So while we’re living in South Laguna around Christmas time, before Christmas, a girl that we’d known in Salt Lake City named Sandy Love, spelled just like it sounds. She came to visit and brought us a book. She told us very, very briefly that her life was different now, every day since she met Jesus Christ. She had a pretty desperate situation beforehand. Then she said that there were some people, like us, who were living in this kind of Christian commune up in Newport Beach, some place called the Blue Top and it was a 14 room, if I remember right, old motel. It was 2 story and got destroyed in a flood and a Christian realtor named Ed Riddell, I believe, owned.

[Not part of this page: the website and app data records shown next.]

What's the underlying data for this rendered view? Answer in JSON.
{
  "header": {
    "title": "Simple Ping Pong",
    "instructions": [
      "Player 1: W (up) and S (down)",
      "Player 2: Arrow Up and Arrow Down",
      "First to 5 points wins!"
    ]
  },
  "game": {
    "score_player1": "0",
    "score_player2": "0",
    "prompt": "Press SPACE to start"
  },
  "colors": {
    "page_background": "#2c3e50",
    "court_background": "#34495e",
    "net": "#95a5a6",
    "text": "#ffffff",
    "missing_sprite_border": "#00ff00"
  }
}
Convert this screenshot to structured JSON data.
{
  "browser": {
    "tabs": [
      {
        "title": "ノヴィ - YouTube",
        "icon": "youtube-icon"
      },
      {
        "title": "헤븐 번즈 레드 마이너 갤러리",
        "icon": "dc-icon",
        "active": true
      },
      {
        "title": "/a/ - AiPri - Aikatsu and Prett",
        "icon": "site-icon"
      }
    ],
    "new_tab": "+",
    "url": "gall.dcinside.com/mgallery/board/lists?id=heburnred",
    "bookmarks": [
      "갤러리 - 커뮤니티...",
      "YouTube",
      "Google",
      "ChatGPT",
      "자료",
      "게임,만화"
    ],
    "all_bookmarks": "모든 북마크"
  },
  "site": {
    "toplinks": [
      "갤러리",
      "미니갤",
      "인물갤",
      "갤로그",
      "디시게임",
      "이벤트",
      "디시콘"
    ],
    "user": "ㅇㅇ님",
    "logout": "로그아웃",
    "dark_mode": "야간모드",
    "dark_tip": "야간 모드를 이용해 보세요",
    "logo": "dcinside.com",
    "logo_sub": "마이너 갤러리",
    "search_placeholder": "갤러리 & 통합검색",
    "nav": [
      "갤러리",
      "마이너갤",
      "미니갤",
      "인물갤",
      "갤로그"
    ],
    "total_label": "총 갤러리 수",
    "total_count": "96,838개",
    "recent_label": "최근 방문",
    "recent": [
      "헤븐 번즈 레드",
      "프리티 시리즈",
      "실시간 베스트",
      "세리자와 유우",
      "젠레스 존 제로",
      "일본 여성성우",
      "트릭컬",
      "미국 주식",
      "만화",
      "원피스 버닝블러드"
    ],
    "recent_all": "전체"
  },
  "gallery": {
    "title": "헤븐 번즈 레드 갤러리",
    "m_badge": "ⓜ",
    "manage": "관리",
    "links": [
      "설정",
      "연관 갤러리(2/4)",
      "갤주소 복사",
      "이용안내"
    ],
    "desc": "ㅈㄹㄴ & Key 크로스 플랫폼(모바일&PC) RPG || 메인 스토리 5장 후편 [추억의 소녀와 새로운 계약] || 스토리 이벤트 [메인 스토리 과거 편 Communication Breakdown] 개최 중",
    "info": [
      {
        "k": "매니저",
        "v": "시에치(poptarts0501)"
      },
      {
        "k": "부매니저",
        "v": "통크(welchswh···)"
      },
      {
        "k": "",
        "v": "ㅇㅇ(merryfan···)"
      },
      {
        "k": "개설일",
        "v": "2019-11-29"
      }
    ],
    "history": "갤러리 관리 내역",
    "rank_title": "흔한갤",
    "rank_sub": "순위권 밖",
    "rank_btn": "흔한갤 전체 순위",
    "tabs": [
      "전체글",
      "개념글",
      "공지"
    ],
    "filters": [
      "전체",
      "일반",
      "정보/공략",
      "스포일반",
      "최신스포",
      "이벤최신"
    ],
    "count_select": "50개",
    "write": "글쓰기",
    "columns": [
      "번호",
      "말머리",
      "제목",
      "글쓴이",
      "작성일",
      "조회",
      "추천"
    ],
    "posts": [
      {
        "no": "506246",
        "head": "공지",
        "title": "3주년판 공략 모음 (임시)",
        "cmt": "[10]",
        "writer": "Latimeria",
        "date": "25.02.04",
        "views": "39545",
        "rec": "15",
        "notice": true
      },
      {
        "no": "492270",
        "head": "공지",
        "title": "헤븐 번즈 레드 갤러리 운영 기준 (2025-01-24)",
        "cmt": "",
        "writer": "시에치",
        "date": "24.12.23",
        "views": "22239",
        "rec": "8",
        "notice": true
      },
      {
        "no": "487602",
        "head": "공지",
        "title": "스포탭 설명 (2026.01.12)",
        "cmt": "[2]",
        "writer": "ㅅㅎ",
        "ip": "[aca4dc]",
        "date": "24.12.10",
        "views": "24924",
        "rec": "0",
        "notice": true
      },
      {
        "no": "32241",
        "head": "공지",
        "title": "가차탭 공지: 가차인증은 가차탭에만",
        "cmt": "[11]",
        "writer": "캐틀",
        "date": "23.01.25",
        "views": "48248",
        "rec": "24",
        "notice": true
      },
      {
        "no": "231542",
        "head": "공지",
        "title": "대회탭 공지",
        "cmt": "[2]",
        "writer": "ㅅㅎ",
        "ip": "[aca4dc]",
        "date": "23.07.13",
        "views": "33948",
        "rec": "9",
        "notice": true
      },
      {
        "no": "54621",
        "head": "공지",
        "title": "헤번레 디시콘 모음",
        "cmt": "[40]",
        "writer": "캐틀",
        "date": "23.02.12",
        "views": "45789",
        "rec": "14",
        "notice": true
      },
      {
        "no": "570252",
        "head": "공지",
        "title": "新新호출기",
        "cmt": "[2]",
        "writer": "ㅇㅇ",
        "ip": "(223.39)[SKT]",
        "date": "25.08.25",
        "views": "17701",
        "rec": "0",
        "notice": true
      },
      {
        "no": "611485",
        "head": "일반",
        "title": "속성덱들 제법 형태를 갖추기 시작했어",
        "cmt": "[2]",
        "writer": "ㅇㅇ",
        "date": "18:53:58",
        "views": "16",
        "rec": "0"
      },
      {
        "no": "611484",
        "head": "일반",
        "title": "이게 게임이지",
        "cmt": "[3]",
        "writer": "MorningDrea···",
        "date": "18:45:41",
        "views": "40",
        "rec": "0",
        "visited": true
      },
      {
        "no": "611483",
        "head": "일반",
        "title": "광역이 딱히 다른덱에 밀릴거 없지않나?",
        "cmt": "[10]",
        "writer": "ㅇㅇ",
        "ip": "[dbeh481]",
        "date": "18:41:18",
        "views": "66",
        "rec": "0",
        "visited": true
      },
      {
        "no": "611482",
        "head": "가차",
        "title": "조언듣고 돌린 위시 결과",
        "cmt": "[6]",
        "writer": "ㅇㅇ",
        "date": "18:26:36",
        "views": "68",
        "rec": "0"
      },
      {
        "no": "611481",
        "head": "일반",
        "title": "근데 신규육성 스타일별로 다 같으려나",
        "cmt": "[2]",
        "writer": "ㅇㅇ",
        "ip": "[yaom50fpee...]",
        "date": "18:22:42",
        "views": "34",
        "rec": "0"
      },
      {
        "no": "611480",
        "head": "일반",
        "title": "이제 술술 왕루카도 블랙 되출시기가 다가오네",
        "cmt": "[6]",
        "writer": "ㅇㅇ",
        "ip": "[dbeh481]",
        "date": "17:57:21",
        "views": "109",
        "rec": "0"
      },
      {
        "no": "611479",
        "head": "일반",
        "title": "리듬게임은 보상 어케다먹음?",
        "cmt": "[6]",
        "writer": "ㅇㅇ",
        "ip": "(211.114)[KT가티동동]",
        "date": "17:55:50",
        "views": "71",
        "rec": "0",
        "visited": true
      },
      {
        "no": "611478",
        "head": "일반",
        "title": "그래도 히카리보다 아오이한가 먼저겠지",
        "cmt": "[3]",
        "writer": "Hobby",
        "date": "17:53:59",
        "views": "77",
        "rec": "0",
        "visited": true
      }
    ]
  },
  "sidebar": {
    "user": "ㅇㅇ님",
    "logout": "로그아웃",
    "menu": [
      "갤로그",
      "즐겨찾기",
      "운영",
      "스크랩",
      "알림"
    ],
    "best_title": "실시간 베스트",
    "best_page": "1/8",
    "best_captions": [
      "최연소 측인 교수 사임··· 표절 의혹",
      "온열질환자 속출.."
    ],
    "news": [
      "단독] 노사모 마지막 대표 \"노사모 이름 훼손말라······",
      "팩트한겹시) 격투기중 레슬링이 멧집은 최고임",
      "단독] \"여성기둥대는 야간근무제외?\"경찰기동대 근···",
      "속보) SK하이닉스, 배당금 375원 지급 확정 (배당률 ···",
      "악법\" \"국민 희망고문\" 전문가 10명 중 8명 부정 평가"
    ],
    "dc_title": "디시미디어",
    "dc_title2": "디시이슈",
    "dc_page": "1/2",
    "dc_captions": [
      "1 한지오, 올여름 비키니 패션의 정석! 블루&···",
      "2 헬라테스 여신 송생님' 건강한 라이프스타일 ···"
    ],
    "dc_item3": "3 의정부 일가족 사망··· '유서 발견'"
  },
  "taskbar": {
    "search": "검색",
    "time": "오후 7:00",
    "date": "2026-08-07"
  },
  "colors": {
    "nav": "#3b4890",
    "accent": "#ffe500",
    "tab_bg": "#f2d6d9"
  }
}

As young people would get saved and had no family connections to make a transition into a clean environment where you could study the Bible, work and go to church and you’d kind of change your entire life, leaving the past behind, you could move in there and be a productive part of it. It wasn’t a commune like a hippie commune, but was highly organized and was based around living the life of Christ. Lonnie (Frisbee) and Connie were the elders of the little commune and lived in the back. My future wife, Shelley was living down there as well. She was one of the elder women there, watching out for some of the younger girls.
So Sandy Love drives several of us. Me and Fred and somebody else I think whose house it was and she drives us over. She tells us about this person and about Calvary Chapel. This little church where wonderful things were happening. It’s got this hippie preacher and they teach the word of God. This was all completely foreign to me. Completely! My father was a Catholic and my mother was a Protestant and it was against the rules, the family house rules to ever to talk about religion or politics in our house, because these are the 2 things that send people into controversial discussions. Plus they couldn’t agree about that, so I knew nothing about the Bible and knew nothing about church.
The only church’s that I went to were a little strange. As far as my first church experiences they were either deader than a door nail, going through a ritual that I couldn’t understand or wild and crazy and I’ve got to get out of here. So I didn’t have much to go on. I had no Biblical information, no positive church background, but in fairness to this gal, she had kind of an intriguing story.
We went to this commune late one night and found out that it was too late, but we found out where it was and she told us about Calvary Chapel. And about a month later, if I remember right, we were in this house in Laguna Beach. Fred Field has come to Christ because he read a 4 Spiritual Laws or a Chick tract. Something like that. He accepted Christ, and the other part of the story is that reading this book that Sandy Love left. This book by John Sherrill perhaps. About 1969, late 69, that would be at Christmastime. He’s reading this book called they speak in other tongues and it was about the Baptism with the Holy Spirit and the cost. Since I had come from a Catholic background and had never read the Bible either. To Be Continued….